It’s fair to say that PITNs are essentially barriers. In the corporate sense, these are barriers in doing business with an organization. These barriers could be at a company level, an individual level and at a management team level. Barriers are certainly not uncommon in call centers and customer service organizations. In fact, this is where the barriers most often live as far as the customer can tell.
If we look at barriers in a call center, they are often ones beyond the call center’s control. Some examples would be rules and regulations bestowed upon the center because of government regulations. The Healthcare, Insurance and Financial Services industries are very familiar with this. They are essentially governed by external forces that change the way they have to conduct business and business processes that ultimately affect the customer. Barriers come from the organization with direction to control cost by mandating the order, shipping or return processes.
At the call center level specifically, barriers also come from the call center agents. There are numerous reasons for this. For one, and I do hate to say it, but call center agents simply being lazy is a major barrier for customers. Not taking the time to take the next step in the service process is a major PITN for the customer that then causes the customer to making additional calls to resolve their problem. Another barrier is the lack of finesse. It never fails; every call center agent has to deliver bad news to the customer. However, with some finesse there is a better way to deliver that bad news. Call center agents need to be able to deliver bad news in a way that’s flowered and endearing to the customer. Lack of this finesse is absolutely a barrier in the relationship. Another barrier comes from the agent being reactive versus proactive. It make take an extra 10-15 seconds to take the extra step for some callers and offering to do so before having the customer ask makes a world of difference. Agents need to be anticipating the customers’ needs and thereby enhancing the experience and not be throwing up barriers and being a PITN.

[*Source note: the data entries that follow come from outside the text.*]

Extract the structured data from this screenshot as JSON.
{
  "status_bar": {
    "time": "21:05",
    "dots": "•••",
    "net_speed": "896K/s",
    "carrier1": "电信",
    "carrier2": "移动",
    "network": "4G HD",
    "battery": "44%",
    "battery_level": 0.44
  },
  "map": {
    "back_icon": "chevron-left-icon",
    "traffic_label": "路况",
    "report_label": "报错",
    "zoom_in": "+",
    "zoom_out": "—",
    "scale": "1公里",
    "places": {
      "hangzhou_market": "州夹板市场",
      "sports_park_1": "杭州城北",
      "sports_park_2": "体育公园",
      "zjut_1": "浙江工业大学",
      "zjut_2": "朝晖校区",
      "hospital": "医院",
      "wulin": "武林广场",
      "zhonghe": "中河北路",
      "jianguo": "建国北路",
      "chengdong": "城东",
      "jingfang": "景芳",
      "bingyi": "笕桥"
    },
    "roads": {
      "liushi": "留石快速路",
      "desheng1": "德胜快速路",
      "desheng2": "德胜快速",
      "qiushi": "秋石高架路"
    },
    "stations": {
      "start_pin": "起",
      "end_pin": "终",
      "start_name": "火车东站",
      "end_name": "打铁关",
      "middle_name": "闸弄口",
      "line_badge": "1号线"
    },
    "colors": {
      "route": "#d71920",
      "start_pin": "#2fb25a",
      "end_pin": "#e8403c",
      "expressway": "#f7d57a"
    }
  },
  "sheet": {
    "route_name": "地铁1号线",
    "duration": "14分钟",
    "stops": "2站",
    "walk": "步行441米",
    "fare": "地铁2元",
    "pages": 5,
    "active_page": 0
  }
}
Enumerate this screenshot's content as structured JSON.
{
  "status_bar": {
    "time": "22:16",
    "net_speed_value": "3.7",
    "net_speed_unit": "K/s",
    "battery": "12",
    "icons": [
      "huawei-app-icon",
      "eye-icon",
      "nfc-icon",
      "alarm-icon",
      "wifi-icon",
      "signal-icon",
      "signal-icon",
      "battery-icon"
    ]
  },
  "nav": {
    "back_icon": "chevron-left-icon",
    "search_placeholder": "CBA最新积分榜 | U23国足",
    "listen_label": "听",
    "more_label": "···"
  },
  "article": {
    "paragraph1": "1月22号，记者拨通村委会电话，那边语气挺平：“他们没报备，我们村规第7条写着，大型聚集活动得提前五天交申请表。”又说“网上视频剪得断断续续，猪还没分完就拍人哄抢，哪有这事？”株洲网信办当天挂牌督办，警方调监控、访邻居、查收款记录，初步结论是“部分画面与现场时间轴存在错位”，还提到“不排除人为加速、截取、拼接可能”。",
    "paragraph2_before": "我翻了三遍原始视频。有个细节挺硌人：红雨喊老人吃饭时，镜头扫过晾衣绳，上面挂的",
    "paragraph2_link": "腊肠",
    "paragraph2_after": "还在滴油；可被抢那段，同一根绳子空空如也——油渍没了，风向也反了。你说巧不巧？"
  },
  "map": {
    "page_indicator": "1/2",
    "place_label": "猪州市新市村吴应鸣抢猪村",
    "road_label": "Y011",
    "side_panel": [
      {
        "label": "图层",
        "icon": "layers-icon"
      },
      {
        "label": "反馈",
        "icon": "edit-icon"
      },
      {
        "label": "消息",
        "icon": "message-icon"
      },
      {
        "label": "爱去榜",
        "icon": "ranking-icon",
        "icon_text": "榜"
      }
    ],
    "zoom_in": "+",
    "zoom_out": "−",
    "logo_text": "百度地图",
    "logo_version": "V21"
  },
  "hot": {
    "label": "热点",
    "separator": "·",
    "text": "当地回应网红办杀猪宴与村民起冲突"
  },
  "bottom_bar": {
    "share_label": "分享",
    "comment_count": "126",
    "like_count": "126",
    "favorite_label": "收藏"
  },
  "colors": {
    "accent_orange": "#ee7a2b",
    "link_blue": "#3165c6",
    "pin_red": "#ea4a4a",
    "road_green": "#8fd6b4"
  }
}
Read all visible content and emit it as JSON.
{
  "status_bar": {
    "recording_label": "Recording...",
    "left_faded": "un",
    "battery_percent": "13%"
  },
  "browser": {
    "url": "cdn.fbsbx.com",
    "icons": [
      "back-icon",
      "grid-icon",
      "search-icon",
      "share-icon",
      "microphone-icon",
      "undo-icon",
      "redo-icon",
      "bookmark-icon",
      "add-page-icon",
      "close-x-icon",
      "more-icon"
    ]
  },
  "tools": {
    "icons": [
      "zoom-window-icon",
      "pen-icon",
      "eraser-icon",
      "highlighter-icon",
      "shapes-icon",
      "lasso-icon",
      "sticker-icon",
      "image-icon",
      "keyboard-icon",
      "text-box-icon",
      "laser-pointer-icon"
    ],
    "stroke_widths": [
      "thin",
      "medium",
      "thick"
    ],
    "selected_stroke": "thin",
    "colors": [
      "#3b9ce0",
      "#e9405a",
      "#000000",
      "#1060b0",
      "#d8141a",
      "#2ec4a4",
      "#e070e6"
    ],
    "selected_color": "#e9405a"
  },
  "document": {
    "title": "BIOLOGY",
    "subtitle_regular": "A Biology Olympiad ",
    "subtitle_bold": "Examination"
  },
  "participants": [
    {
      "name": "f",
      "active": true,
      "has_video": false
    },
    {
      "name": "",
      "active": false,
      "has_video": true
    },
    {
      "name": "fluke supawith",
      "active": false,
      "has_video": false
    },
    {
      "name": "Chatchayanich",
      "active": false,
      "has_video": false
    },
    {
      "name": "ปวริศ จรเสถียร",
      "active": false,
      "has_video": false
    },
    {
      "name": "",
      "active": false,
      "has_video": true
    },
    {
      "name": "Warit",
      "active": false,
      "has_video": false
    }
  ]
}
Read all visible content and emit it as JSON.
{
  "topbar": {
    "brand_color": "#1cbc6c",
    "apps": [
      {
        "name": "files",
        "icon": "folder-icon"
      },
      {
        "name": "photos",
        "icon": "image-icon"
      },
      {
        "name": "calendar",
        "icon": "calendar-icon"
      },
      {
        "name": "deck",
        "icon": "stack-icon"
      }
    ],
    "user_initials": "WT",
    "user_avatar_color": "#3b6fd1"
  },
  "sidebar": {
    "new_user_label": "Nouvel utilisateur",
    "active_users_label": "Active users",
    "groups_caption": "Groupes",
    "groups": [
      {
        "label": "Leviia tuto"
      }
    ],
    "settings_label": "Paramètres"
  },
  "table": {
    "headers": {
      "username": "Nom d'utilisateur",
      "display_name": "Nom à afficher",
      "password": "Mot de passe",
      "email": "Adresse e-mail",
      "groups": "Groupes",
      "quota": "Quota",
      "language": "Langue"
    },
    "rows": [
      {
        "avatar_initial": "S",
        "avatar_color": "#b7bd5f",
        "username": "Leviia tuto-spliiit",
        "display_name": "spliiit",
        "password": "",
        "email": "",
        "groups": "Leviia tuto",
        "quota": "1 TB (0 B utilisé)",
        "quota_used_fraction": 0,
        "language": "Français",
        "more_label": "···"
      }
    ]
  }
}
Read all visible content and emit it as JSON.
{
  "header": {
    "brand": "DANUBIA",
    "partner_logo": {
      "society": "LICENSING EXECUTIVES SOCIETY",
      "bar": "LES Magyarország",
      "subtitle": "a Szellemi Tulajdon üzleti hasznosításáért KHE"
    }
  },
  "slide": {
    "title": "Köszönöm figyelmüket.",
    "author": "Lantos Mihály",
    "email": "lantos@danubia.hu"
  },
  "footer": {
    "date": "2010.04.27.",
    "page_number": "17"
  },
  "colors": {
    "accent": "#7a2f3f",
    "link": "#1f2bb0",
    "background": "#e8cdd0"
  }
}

Consider the source of aspects of the agent PITN barriers. Those beyond their control may come from the management level. Barriers are built when there is conflicting messaging of what is valued by the management team and what is expected of the call center agents. A familiar example of this is the case of call resolution. On the one hand, the management team requires the calls be resolved quickly by the agents. One the other hand, service delivery must enhance the relationship. This struggle forces the agent to get to as many calls in queue versus providing the true customer support that is needed – and the barrier is built.
Do we have a hostage situation on our hands?
Barriers and difficulty to do business with organizations do come in degrees. I like to categorize these onto a continuum ranging from mild to a hostage situation.
On the one end you have the “small enough to forgive”. From the customer’s perspective, yes, this situation/snafu was annoying, but they will forgive the company because they value the product or the service they received up until this point. Perhaps it was a bad day for the agent they were on the phone with and this is not a true PITN company.
The middle of the continuum is what I like to call “just enough to cause indifference.” The barrier has caused a feeling of “could-care-less”. The customer will not be an advocate for your organization or recommend you to their friends and family, but they also will not leave immediately.
Then we have the ‘biggest loser’ where your barriers are big enough to lose your customer. They run, not walk away from your organization and straight over to your competition telling everyone and anyone of their terrible experience along the way.
What’s coming down the pipe?
I talked a great deal about what a PITN is and even more about types and degrees of barriers. Next up in this three-part series, I’ll talk about uncovering these barriers and ultimately how to overcome them.
Do you have a PITN experience? We’d love to hear your story.
~ Dr. Jodie Monger, President